'Glorious sunshine all weekend in Cornwall!' according to the the beaming weatherman, so throw a few essentials in an overnight bag and head west to catch the final walk of our Walk West Cornwall festival tomorrow. The 8-mile walk (which doesn't start til 11am so you can have a leisurely breakfast too) heads over the spectacular Lizard headland and includes a visit to the Lizard Wireless Station where Marconi received the first radio signal.
Walkers have had a fabulous week at Walk West Cornwall 2017 - and Gill, our super-fit Property Manager, can vouch for that. Here's her account of Wednesday's adventure, which followed a circular route over five or six miles from the fishing village of Mousehole to Lamorna Cove:
With walking boots freshly bees-waxed and sunglasses at the ready, my companion and I set off down to Mousehole early on the morning of 15th June, trusting that the Met Office had got it right and that the mizzle would clear and the sun come out for another glorious day.
The further west we drove, the sun appeared and we knew our rain packs would not be needed, but our water bottles would! Our guide Wanda appeared, all tanned, long-legged and looking very fit and eight of us (plus small dog Bella) set off, at the appointed time of 10.30am.
Down to the boulder-strewn beach we went, watching the sun dance and twinkle off the turquoise sea, and along to Mousehole’s ancient little harbour. The harbour was made famous by the legend of the Mousehole cat and the bravery of local fisherman Tom Bawcock who, as the story goes, went out to fish because weeks of storms had left the villagers starving. His cat went with him and purred and sang to the storm until all was calm. Tom came back with enough mackerel to feed everyone and saved the day – all immortalised in Antonia Barber’s lovely little children’s book.
We wound our way through narrow streets, flanked with sturdy cottages whose granite walls once echoed to the boots of smugglers and the 16th century Spanish raiders who set the little town on fire in July 1595 – only Squire Keigwin’s house remained, believed to originate from the 14th century.
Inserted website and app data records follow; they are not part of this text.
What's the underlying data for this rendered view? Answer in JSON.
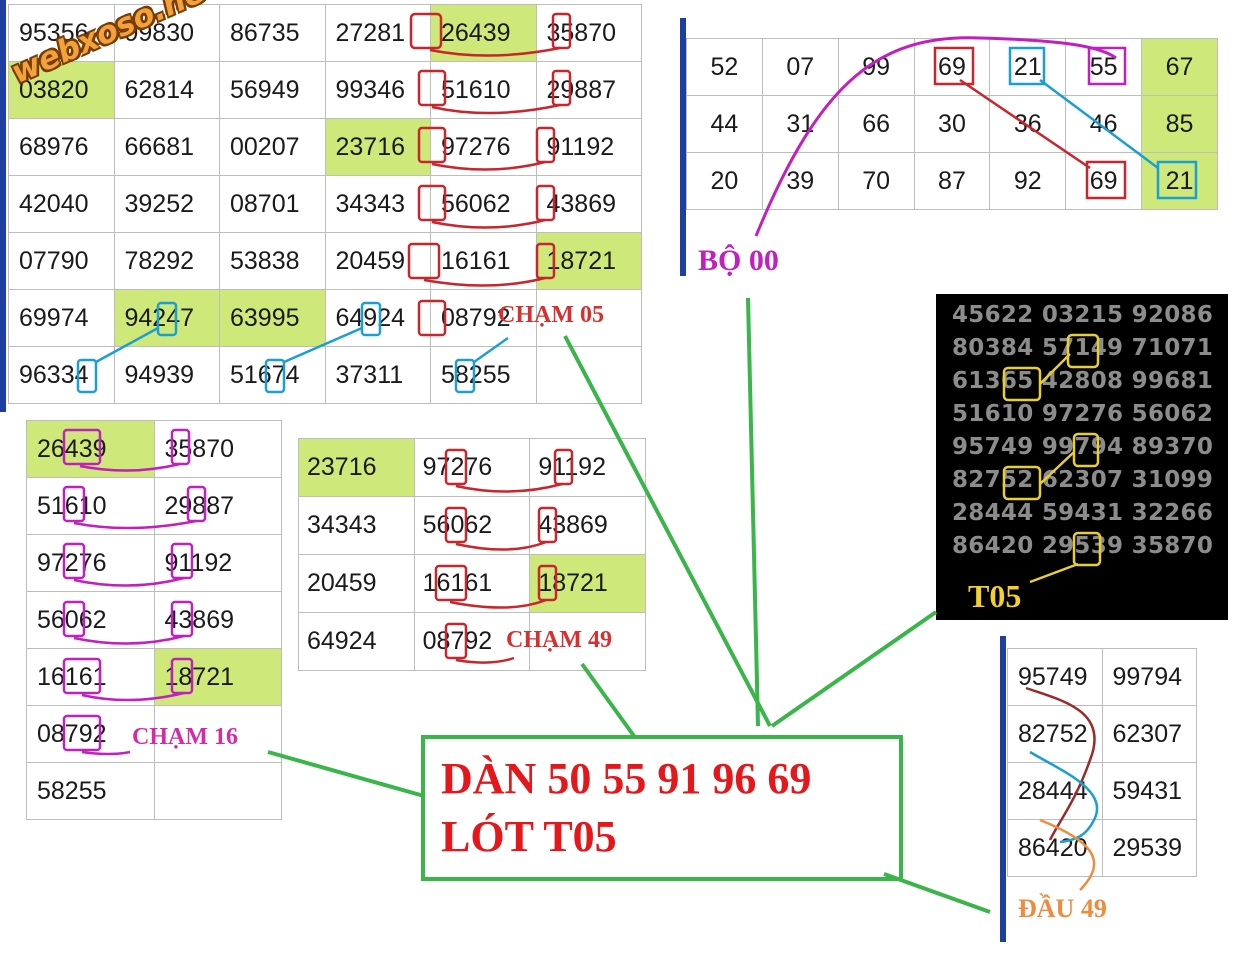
{
  "watermark": "webxoso.net",
  "table_a": {
    "rows": [
      [
        "95356",
        "99830",
        "86735",
        "27281",
        "26439",
        "35870"
      ],
      [
        "03820",
        "62814",
        "56949",
        "99346",
        "51610",
        "29887"
      ],
      [
        "68976",
        "66681",
        "00207",
        "23716",
        "97276",
        "91192"
      ],
      [
        "42040",
        "39252",
        "08701",
        "34343",
        "56062",
        "43869"
      ],
      [
        "07790",
        "78292",
        "53838",
        "20459",
        "16161",
        "18721"
      ],
      [
        "69974",
        "94247",
        "63995",
        "64924",
        "08792",
        ""
      ],
      [
        "96334",
        "94939",
        "51674",
        "37311",
        "58255",
        ""
      ]
    ],
    "label": "CHẠM 05"
  },
  "table_b": {
    "rows": [
      [
        "52",
        "07",
        "99",
        "69",
        "21",
        "55",
        "67"
      ],
      [
        "44",
        "31",
        "66",
        "30",
        "36",
        "46",
        "85"
      ],
      [
        "20",
        "39",
        "70",
        "87",
        "92",
        "69",
        "21"
      ]
    ],
    "label": "BỘ 00"
  },
  "black_panel": {
    "rows": [
      "45622 03215 92086",
      "80384 57149 71071",
      "61365 42808 99681",
      "51610 97276 56062",
      "95749 99794 89370",
      "82752 62307 31099",
      "28444 59431 32266",
      "86420 29539 35870"
    ],
    "label": "T05"
  },
  "table_c": {
    "rows": [
      [
        "26439",
        "35870"
      ],
      [
        "51610",
        "29887"
      ],
      [
        "97276",
        "91192"
      ],
      [
        "56062",
        "43869"
      ],
      [
        "16161",
        "18721"
      ],
      [
        "08792",
        ""
      ],
      [
        "58255",
        ""
      ]
    ],
    "label": "CHẠM 16"
  },
  "table_d": {
    "rows": [
      [
        "23716",
        "97276",
        "91192"
      ],
      [
        "34343",
        "56062",
        "43869"
      ],
      [
        "20459",
        "16161",
        "18721"
      ],
      [
        "64924",
        "08792",
        ""
      ]
    ],
    "label": "CHẠM 49"
  },
  "table_e": {
    "rows": [
      [
        "95749",
        "99794"
      ],
      [
        "82752",
        "62307"
      ],
      [
        "28444",
        "59431"
      ],
      [
        "86420",
        "29539"
      ]
    ],
    "label": "ĐẦU 49"
  },
  "main_box": {
    "line1": "DÀN 50 55 91 96 69",
    "line2": "LÓT T05"
  },
  "colors": {
    "cell_highlight": "#cfe87a",
    "box_red": "#c9252c",
    "box_blue": "#1a9fd4",
    "box_magenta": "#c21fbf",
    "box_yellow": "#e8cf2c",
    "connector_green": "#3ab54a",
    "label_red": "#d7302f",
    "label_magenta": "#d62aa8",
    "label_orange": "#f08a3c",
    "main_text_red": "#e5171b"
  }
}
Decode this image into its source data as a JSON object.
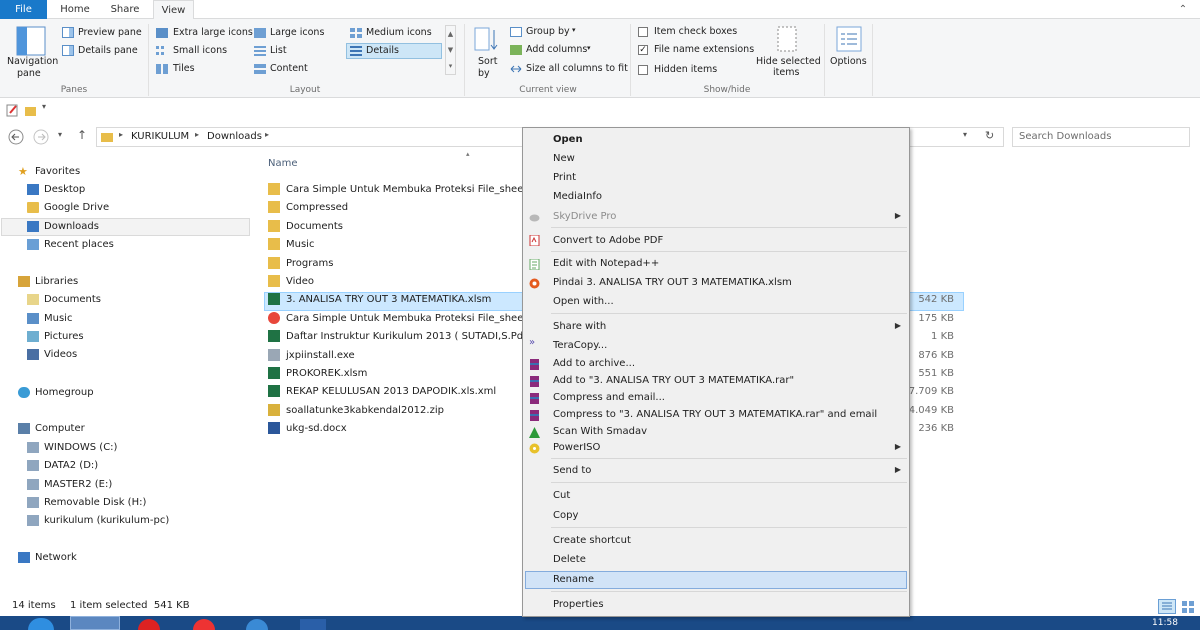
{
  "ribbon": {
    "tabs": [
      "File",
      "Home",
      "Share",
      "View"
    ],
    "panes": {
      "navigation_pane": "Navigation",
      "navigation_pane2": "pane",
      "preview_pane": "Preview pane",
      "details_pane": "Details pane",
      "label": "Panes"
    },
    "layout": {
      "extra_large": "Extra large icons",
      "large": "Large icons",
      "medium": "Medium icons",
      "small": "Small icons",
      "list": "List",
      "details": "Details",
      "tiles": "Tiles",
      "content": "Content",
      "label": "Layout"
    },
    "current_view": {
      "sort": "Sort",
      "sort2": "by",
      "group_by": "Group by",
      "add_columns": "Add columns",
      "size_all": "Size all columns to fit",
      "label": "Current view"
    },
    "show_hide": {
      "item_check": "Item check boxes",
      "file_ext": "File name extensions",
      "hidden": "Hidden items",
      "hide_selected": "Hide selected",
      "hide_selected2": "items",
      "label": "Show/hide"
    },
    "options": "Options"
  },
  "address": {
    "crumbs": [
      "KURIKULUM",
      "Downloads"
    ],
    "search_placeholder": "Search Downloads"
  },
  "nav": {
    "favorites": "Favorites",
    "desktop": "Desktop",
    "gdrive": "Google Drive",
    "downloads": "Downloads",
    "recent": "Recent places",
    "libraries": "Libraries",
    "documents": "Documents",
    "music": "Music",
    "pictures": "Pictures",
    "videos": "Videos",
    "homegroup": "Homegroup",
    "computer": "Computer",
    "c": "WINDOWS (C:)",
    "d": "DATA2 (D:)",
    "e": "MASTER2 (E:)",
    "h": "Removable Disk (H:)",
    "net_drive": "kurikulum (kurikulum-pc)",
    "network": "Network"
  },
  "columns": {
    "name": "Name"
  },
  "files": [
    {
      "name": "Cara Simple Untuk Membuka Proteksi File_sheet Ex",
      "size": "",
      "icon": "folder"
    },
    {
      "name": "Compressed",
      "size": "",
      "icon": "folder"
    },
    {
      "name": "Documents",
      "size": "",
      "icon": "folder"
    },
    {
      "name": "Music",
      "size": "",
      "icon": "folder"
    },
    {
      "name": "Programs",
      "size": "",
      "icon": "folder"
    },
    {
      "name": "Video",
      "size": "",
      "icon": "folder"
    },
    {
      "name": "3. ANALISA TRY OUT 3 MATEMATIKA.xlsm",
      "size": "542 KB",
      "icon": "excel"
    },
    {
      "name": "Cara Simple Untuk Membuka Proteksi File_sheet Ex",
      "size": "175 KB",
      "icon": "chrome"
    },
    {
      "name": "Daftar Instruktur Kurikulum 2013 ( SUTADI,S.Pd).xls",
      "size": "1 KB",
      "icon": "excel"
    },
    {
      "name": "jxpiinstall.exe",
      "size": "876 KB",
      "icon": "exe"
    },
    {
      "name": "PROKOREK.xlsm",
      "size": "551 KB",
      "icon": "excel"
    },
    {
      "name": "REKAP KELULUSAN 2013 DAPODIK.xls.xml",
      "size": "17.709 KB",
      "icon": "excel"
    },
    {
      "name": "soallatunke3kabkendal2012.zip",
      "size": "4.049 KB",
      "icon": "zip"
    },
    {
      "name": "ukg-sd.docx",
      "size": "236 KB",
      "icon": "word"
    }
  ],
  "menu": {
    "open": "Open",
    "new": "New",
    "print": "Print",
    "mediainfo": "MediaInfo",
    "skydrive": "SkyDrive Pro",
    "pdf": "Convert to Adobe PDF",
    "notepad": "Edit with Notepad++",
    "pindai": "Pindai 3. ANALISA TRY OUT 3 MATEMATIKA.xlsm",
    "openwith": "Open with...",
    "sharewith": "Share with",
    "teracopy": "TeraCopy...",
    "addarchive": "Add to archive...",
    "addrar": "Add to \"3. ANALISA TRY OUT 3 MATEMATIKA.rar\"",
    "compressemail": "Compress and email...",
    "compressrar": "Compress to \"3. ANALISA TRY OUT 3 MATEMATIKA.rar\" and email",
    "smadav": "Scan With Smadav",
    "poweriso": "PowerISO",
    "sendto": "Send to",
    "cut": "Cut",
    "copy": "Copy",
    "shortcut": "Create shortcut",
    "delete": "Delete",
    "rename": "Rename",
    "properties": "Properties"
  },
  "status": {
    "count": "14 items",
    "selected": "1 item selected  541 KB"
  },
  "clock": "11:58"
}
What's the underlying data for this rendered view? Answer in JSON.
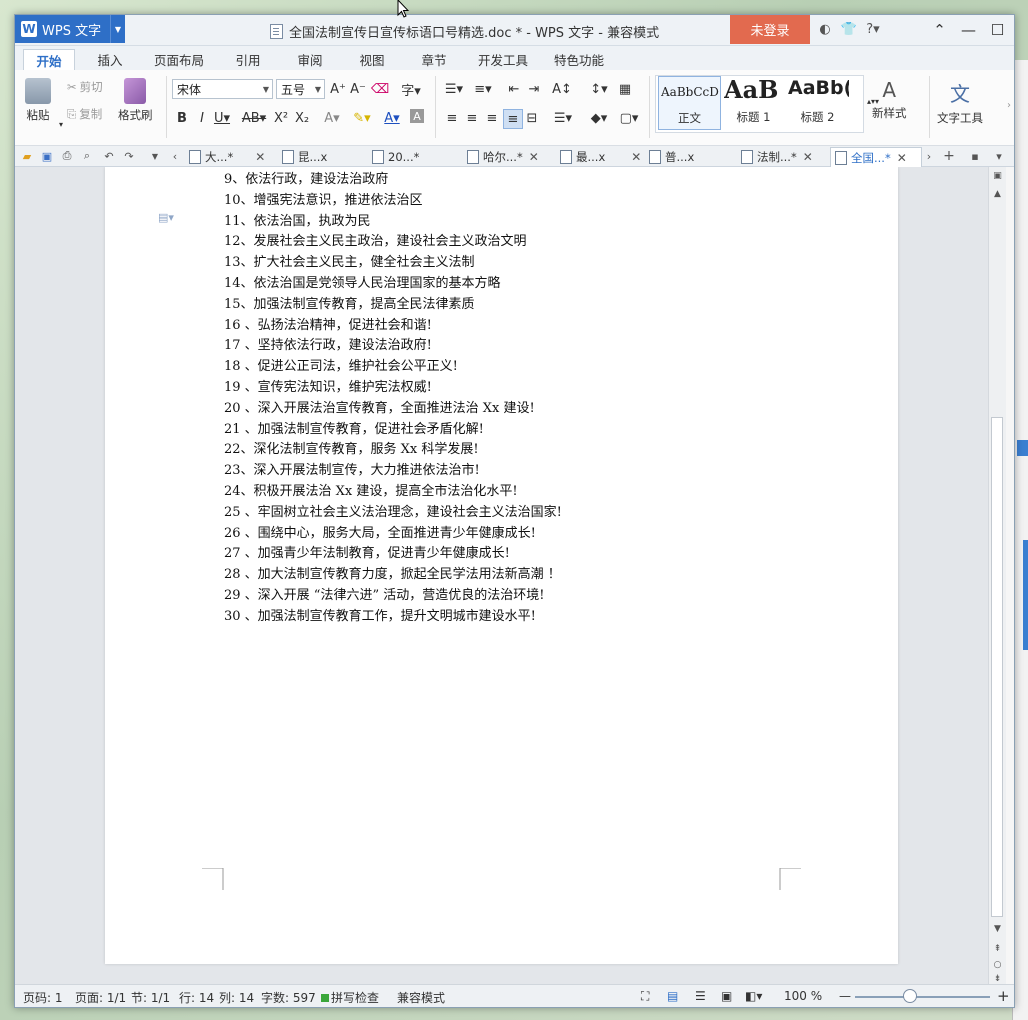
{
  "app": {
    "menu_label": "WPS 文字",
    "window_title": "全国法制宣传日宣传标语口号精选.doc * - WPS 文字 - 兼容模式",
    "login_label": "未登录"
  },
  "ribbon_tabs": [
    "开始",
    "插入",
    "页面布局",
    "引用",
    "审阅",
    "视图",
    "章节",
    "开发工具",
    "特色功能"
  ],
  "clipboard": {
    "paste": "粘贴",
    "cut": "剪切",
    "copy": "复制",
    "format_painter": "格式刷"
  },
  "font": {
    "name": "宋体",
    "size": "五号"
  },
  "styles": [
    {
      "preview": "AaBbCcD",
      "name": "正文"
    },
    {
      "preview": "AaB",
      "name": "标题 1"
    },
    {
      "preview": "AaBb(",
      "name": "标题 2"
    }
  ],
  "new_style": "新样式",
  "text_tools": "文字工具",
  "doc_tabs": [
    "大...*",
    "昆...x",
    "20...*",
    "哈尔...*",
    "最...x",
    "普...x",
    "法制...*",
    "全国...*"
  ],
  "document_lines": [
    "9、依法行政，建设法治政府",
    "10、增强宪法意识，推进依法治区",
    "11、依法治国，执政为民",
    "12、发展社会主义民主政治，建设社会主义政治文明",
    "13、扩大社会主义民主，健全社会主义法制",
    "14、依法治国是党领导人民治理国家的基本方略",
    "15、加强法制宣传教育，提高全民法律素质",
    "16 、弘扬法治精神，促进社会和谐!",
    "17 、坚持依法行政，建设法治政府!",
    "18 、促进公正司法，维护社会公平正义!",
    "19 、宣传宪法知识，维护宪法权威!",
    "20 、深入开展法治宣传教育，全面推进法治 Xx 建设!",
    "21 、加强法制宣传教育，促进社会矛盾化解!",
    "22、深化法制宣传教育，服务 Xx 科学发展!",
    "23、深入开展法制宣传，大力推进依法治市!",
    "24、积极开展法治 Xx 建设，提高全市法治化水平!",
    "25 、牢固树立社会主义法治理念，建设社会主义法治国家!",
    "26 、围绕中心，服务大局，全面推进青少年健康成长!",
    "27 、加强青少年法制教育，促进青少年健康成长!",
    "28 、加大法制宣传教育力度，掀起全民学法用法新高潮 ！",
    "29 、深入开展 “法律六进” 活动，营造优良的法治环境!",
    "30 、加强法制宣传教育工作，提升文明城市建设水平!"
  ],
  "status": {
    "page_num": "页码: 1",
    "pages": "页面: 1/1",
    "section": "节: 1/1",
    "row": "行: 14",
    "col": "列: 14",
    "word_count": "字数: 597",
    "spell_check": "拼写检查",
    "compat_mode": "兼容模式",
    "zoom": "100 %"
  },
  "colors": {
    "accent": "#2e6fc7",
    "login_bg": "#e26a4f"
  }
}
We passed the cottage of Dolly Pentreath, one of the last speakers of the Cornish language as her native tongue, who died around the 1770s, and on up the hill to pick up the Coast Path.
Fishing and mining were the two main industries for centuries in these parts, and under our feet tunnels wound under the sea bed where 18th and 19th Cornish miners worked unbelievably hard and dangerously in search of tin and copper.
The Coast Path gave us a lovely mix of stunning views and leafy glades as we climbed up and down its stony length flanked with wildflowers and untouched wildlife habitats, on round the Carn Du headland and down to the little cove of Lamorna. This little cove has been the haunt of many famous artists and writers – Samuel John 'Lamorna' Birch lived here many years; his studio is now a sweet little cottage.
Lunch was enjoyed whilst sitting and looking over the cove, which hasn’t changed much for decades, and then we were back over field footpaths to Mousehole and a welcome pot of tea at the stunningly positioned little Rockpool Café.
Join us for tomorrow's guided walk, or stay at a west Cornwall cottage at any time of year and experience the beauty of the region as it changes with the season. Invest in an OS map and retrace Gill's footsteps around the coast from Mousehole to Lamorna - the unspoiled scenery is spectacular. Available now is The Old Farmhouse, which sleeps 5 and is perfect for Coast Path walks, or unpack tomorrow at John Stackhouse Apartment, part of a clifftop castle which accommodates four above secret cove beaches.